DoD News Briefing

Tuesday, July 14, 1998 - 2:10 p.m.
Mr. Kenneth H. Bacon, ASD PA

Mr. Bacon: Good afternoon.

.............. Q: The Washington Post, in a series of articles that began Sunday, examined the JCET program and the training by U.S. Special Forces, joint training in other countries, and raised questions about whether or not these programs have sufficient oversight and scrutiny.

Could you respond to whether or not the Pentagon keeps adequate track of who these troops are conducting these exercises with and whether or not they're vetted for possible human rights abuses?

A: First, as the articles made very clear, every one of these missions has to be approved by the Ambassador, the U.S. Ambassador to the country where the missions take place. That gives a degree of diplomatic oversight and monitoring that the State Department takes very seriously and we take very seriously as well. We have not carried out proposed missions in cases where the State Department has raised objections. One example that occurred recently was Nigeria, where the State Department raised objections to a planned mission and it did not take place.

I think the series made very clear that these so-called JCET, or Joint Combined Exchange Training missions that involve our Special Forces units working with military units in about 100 countries around the world in an average year, I think the stories made very clear that this is a very important part of our post-Cold War engagement policy. We basically face a choice in many of these countries between engagement and estrangement. These missions allow us to train our forces in countries all around the world, advancing our national interests of teaching democratic values such as human rights and also producing tangible results such as preparing our forces to perform evacuations of American citizens if the situations become turbulent in these countries.

We've done that. We've used special operations people in places like, I think just recently in Sierra Leone, isn't that right? To evacuate people. Liberia, etc., and other countries where we've evacuated people. And we have had JCET missions in these countries where our forces have learned necessary information.

Q: What about specifically in Latin America where some of these joint training exercises involve troops that are then involved in counterdrug operations or even sometimes counterinsurgency operations?

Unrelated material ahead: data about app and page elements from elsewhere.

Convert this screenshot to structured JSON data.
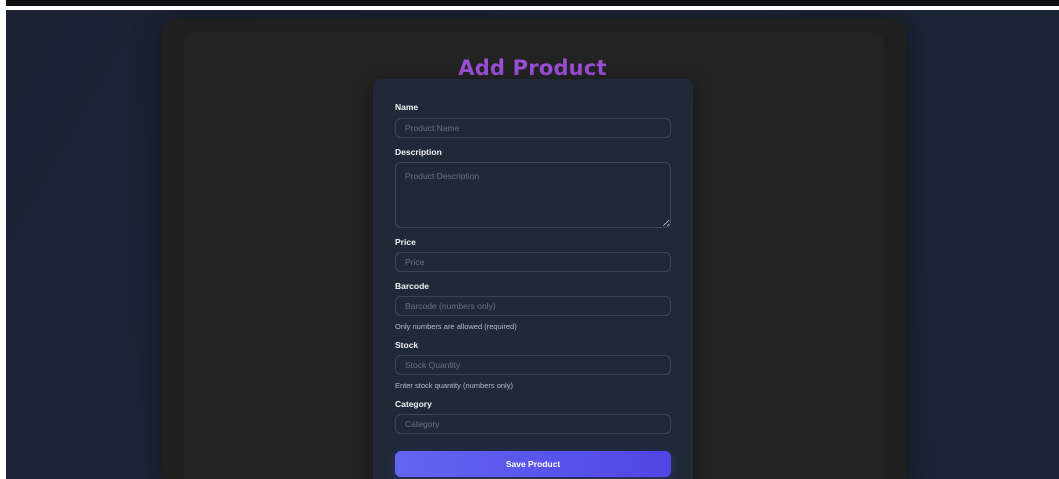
{
  "page": {
    "title": "Add Product"
  },
  "form": {
    "name": {
      "label": "Name",
      "placeholder": "Product Name",
      "value": ""
    },
    "description": {
      "label": "Description",
      "placeholder": "Product Description",
      "value": ""
    },
    "price": {
      "label": "Price",
      "placeholder": "Price",
      "value": ""
    },
    "barcode": {
      "label": "Barcode",
      "placeholder": "Barcode (numbers only)",
      "value": "",
      "help": "Only numbers are allowed (required)"
    },
    "stock": {
      "label": "Stock",
      "placeholder": "Stock Quantity",
      "value": "",
      "help": "Enter stock quantity (numbers only)"
    },
    "category": {
      "label": "Category",
      "placeholder": "Category",
      "value": ""
    },
    "submit_label": "Save Product"
  },
  "colors": {
    "title": "#9a4fd6",
    "card": "#1f2937",
    "button_start": "#6366f1",
    "button_end": "#5145e5"
  }
}
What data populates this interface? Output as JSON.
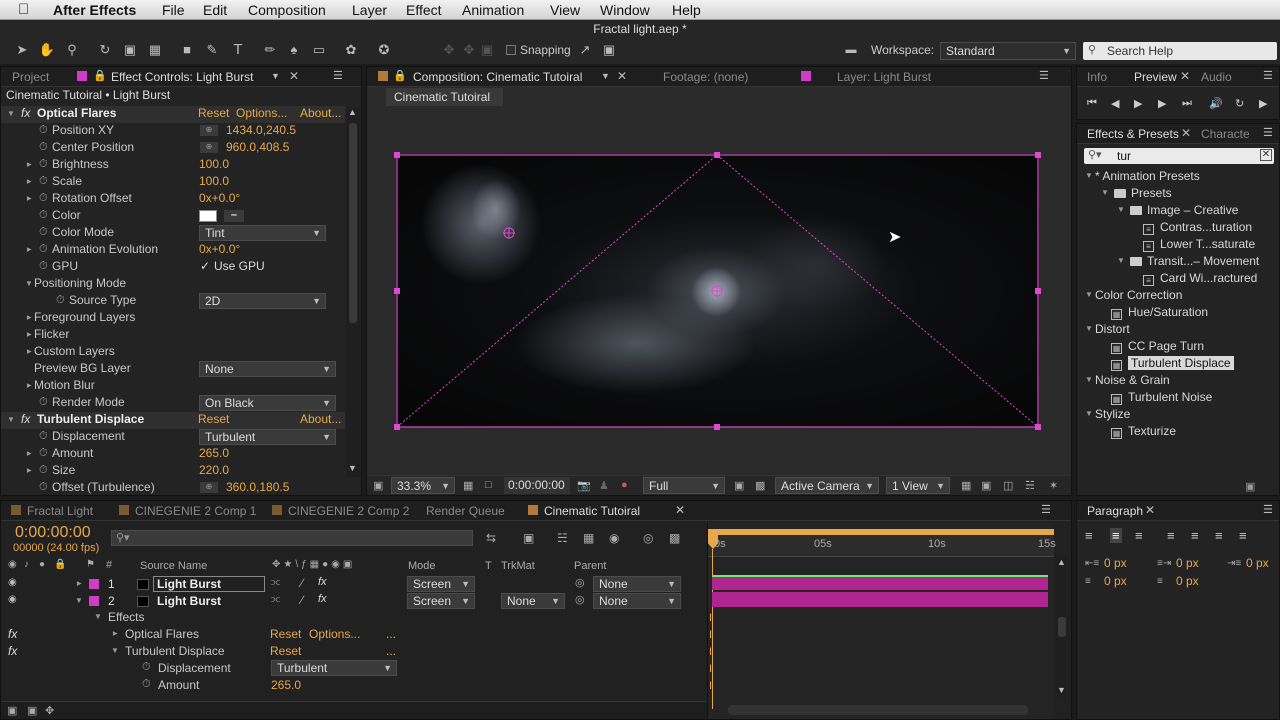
{
  "menubar": {
    "app": "After Effects",
    "items": [
      "File",
      "Edit",
      "Composition",
      "Layer",
      "Effect",
      "Animation",
      "View",
      "Window",
      "Help"
    ]
  },
  "window": {
    "title": "Fractal light.aep *"
  },
  "toolbar": {
    "snapping_label": "Snapping",
    "workspace_label": "Workspace:",
    "workspace_value": "Standard",
    "search_placeholder": "Search Help"
  },
  "effect_controls": {
    "tabs": {
      "project": "Project",
      "effect_controls": "Effect Controls: Light Burst"
    },
    "breadcrumb": "Cinematic Tutoiral • Light Burst",
    "optical_flares": {
      "name": "Optical Flares",
      "reset": "Reset",
      "options": "Options...",
      "about": "About...",
      "props": [
        {
          "label": "Position XY",
          "value": "1434.0,240.5"
        },
        {
          "label": "Center Position",
          "value": "960.0,408.5"
        },
        {
          "label": "Brightness",
          "value": "100.0"
        },
        {
          "label": "Scale",
          "value": "100.0"
        },
        {
          "label": "Rotation Offset",
          "value": "0x+0.0°"
        },
        {
          "label": "Color",
          "value": ""
        },
        {
          "label": "Color Mode",
          "value": "Tint"
        },
        {
          "label": "Animation Evolution",
          "value": "0x+0.0°"
        },
        {
          "label": "GPU",
          "value": "Use GPU"
        }
      ],
      "positioning_mode": "Positioning Mode",
      "source_type_label": "Source Type",
      "source_type_value": "2D",
      "groups": [
        "Foreground Layers",
        "Flicker",
        "Custom Layers"
      ],
      "preview_bg_label": "Preview BG Layer",
      "preview_bg_value": "None",
      "motion_blur": "Motion Blur",
      "render_mode_label": "Render Mode",
      "render_mode_value": "On Black"
    },
    "turbulent_displace": {
      "name": "Turbulent Displace",
      "reset": "Reset",
      "about": "About...",
      "displacement_label": "Displacement",
      "displacement_value": "Turbulent",
      "amount_label": "Amount",
      "amount_value": "265.0",
      "size_label": "Size",
      "size_value": "220.0",
      "offset_label": "Offset (Turbulence)",
      "offset_value": "360.0,180.5"
    }
  },
  "composition": {
    "tabs": {
      "composition": "Composition: Cinematic Tutoiral",
      "footage": "Footage: (none)",
      "layer": "Layer: Light Burst"
    },
    "sub_tab": "Cinematic Tutoiral",
    "footer": {
      "zoom": "33.3%",
      "timecode": "0:00:00:00",
      "resolution": "Full",
      "camera": "Active Camera",
      "views": "1 View"
    }
  },
  "right_panels": {
    "tabs_top": {
      "info": "Info",
      "preview": "Preview",
      "audio": "Audio"
    },
    "tabs_effects": {
      "effects": "Effects & Presets",
      "character": "Characte"
    },
    "search_value": "tur",
    "tree": [
      {
        "label": "* Animation Presets",
        "level": 0,
        "kind": "group"
      },
      {
        "label": "Presets",
        "level": 1,
        "kind": "folder"
      },
      {
        "label": "Image – Creative",
        "level": 2,
        "kind": "folder"
      },
      {
        "label": "Contras...turation",
        "level": 3,
        "kind": "preset"
      },
      {
        "label": "Lower T...saturate",
        "level": 3,
        "kind": "preset"
      },
      {
        "label": "Transit...– Movement",
        "level": 2,
        "kind": "folder"
      },
      {
        "label": "Card Wi...ractured",
        "level": 3,
        "kind": "preset"
      },
      {
        "label": "Color Correction",
        "level": 0,
        "kind": "group"
      },
      {
        "label": "Hue/Saturation",
        "level": 1,
        "kind": "effect"
      },
      {
        "label": "Distort",
        "level": 0,
        "kind": "group"
      },
      {
        "label": "CC Page Turn",
        "level": 1,
        "kind": "effect"
      },
      {
        "label": "Turbulent Displace",
        "level": 1,
        "kind": "effect",
        "selected": true
      },
      {
        "label": "Noise & Grain",
        "level": 0,
        "kind": "group"
      },
      {
        "label": "Turbulent Noise",
        "level": 1,
        "kind": "effect"
      },
      {
        "label": "Stylize",
        "level": 0,
        "kind": "group"
      },
      {
        "label": "Texturize",
        "level": 1,
        "kind": "effect"
      }
    ],
    "paragraph": {
      "tab": "Paragraph",
      "indent_left": "0 px",
      "indent_right": "0 px",
      "indent_first": "0 px",
      "space_before": "0 px",
      "space_after": "0 px"
    }
  },
  "timeline": {
    "tabs": [
      "Fractal Light",
      "CINEGENIE 2 Comp 1",
      "CINEGENIE 2 Comp 2",
      "Render Queue",
      "Cinematic Tutoiral"
    ],
    "timecode": "0:00:00:00",
    "frames": "00000 (24.00 fps)",
    "columns": {
      "source": "Source Name",
      "mode": "Mode",
      "t": "T",
      "trkmat": "TrkMat",
      "parent": "Parent"
    },
    "ruler": [
      "0s",
      "05s",
      "10s",
      "15s"
    ],
    "layers": [
      {
        "num": "1",
        "name": "Light Burst",
        "mode": "Screen",
        "trkmat": "",
        "parent": "None"
      },
      {
        "num": "2",
        "name": "Light Burst",
        "mode": "Screen",
        "trkmat": "None",
        "parent": "None"
      }
    ],
    "effects_label": "Effects",
    "fx_rows": {
      "optical": "Optical Flares",
      "optical_reset": "Reset",
      "optical_options": "Options...",
      "optical_more": "...",
      "turb": "Turbulent Displace",
      "turb_reset": "Reset",
      "turb_more": "...",
      "displacement_label": "Displacement",
      "displacement_value": "Turbulent",
      "amount_label": "Amount",
      "amount_value": "265.0"
    }
  },
  "colors": {
    "accent": "#e8a84a",
    "label_magenta": "#d23bc8",
    "bar_magenta": "#b0258f"
  }
}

Is the United States contributing to sort of militarizing the drug wars in some of these Latin American countries?

A: Countries have to make their own decisions about how to fight the drug war. We clearly, in the Defense Department, play a support role to the Drug Enforcement Agency and other law enforcement agencies that are more intimately involved in fighting counternarcotics.

The Special Forces operate throughout Latin America, as the stories made clear; and they teach basic skills to counterpart military operations. Sometimes these militaries are involved in counternarcotics. We're not against fighting narcotics. We actually have quite a large investment in fighting the narcotics trade in South America. But the primary reason that we carry out Joint Combined Exchange Training is to provide instruction to our own forces. The instruction comes in many ways.

First, it provides them with necessary information about necessary training in foreign language and in learning about foreign cultures. They learn about terrain and geography, they learn about the way foreign military units operate. They've learned who the leadership is and how to work with the leadership. But more importantly, a primary mission of Special Forces is to train militaries around the world at times when they need training. Therefore, the mere act of working with other countries and training their military is carrying out the Special Forces mission.

One, we learn by teaching, we become better teachers when we teach -- the Special Forces do.

Secondly, they polish their own skills because the key to good teaching is to have the skills that you're going to teach. So it allows them to polish their own skills in demining or peacekeeping or humanitarian operations, light infantry operations that they're teaching to the other countries.

Q: Do you have any update on the status of the Special Forces exercise in Pakistan that the Pentagon said yesterday had been put on hold?

A: Well, it had been put on hold before the Washington Post series, I think that's clear. It was put on hold after the nuclear tests which caused us to reevaluate our relationships with both India and Pakistan. It remains on hold and under review.

Q: Yesterday a Pentagon spokesman said that the Central Command had said that unless the exercise takes place in August, it won't be able to take place at all. I tried to get from Central Command some indication of why it might be now or never for this exercise. Can you shed any light on it?

A: I can't answer that specifically, but soldiers do have schedules they have to keep for training in various countries and they may have other missions laid on for later in the year that makes it difficult to postpone the Pakistani mission if it were to take place.

Q: Is it true that under the law for this JCET program that you're not required to vet the troops that you train with for human rights abuses?

A: In Colombia, all the troops are supposed to be vetted as I understand it. In other countries we rely on the embassy to do that work. We rely on the Ambassador to raise concerns if he or she has any. We work very closely with the local Ambassadors. There's actually a fairly rigorous process for reaching a conclusion as to whether to hold the JCET mission in a country in South America or Africa or Europe or anywhere else, Asia, anywhere else we hold these missions. It's a multistep process that involves both military and foreign policy input.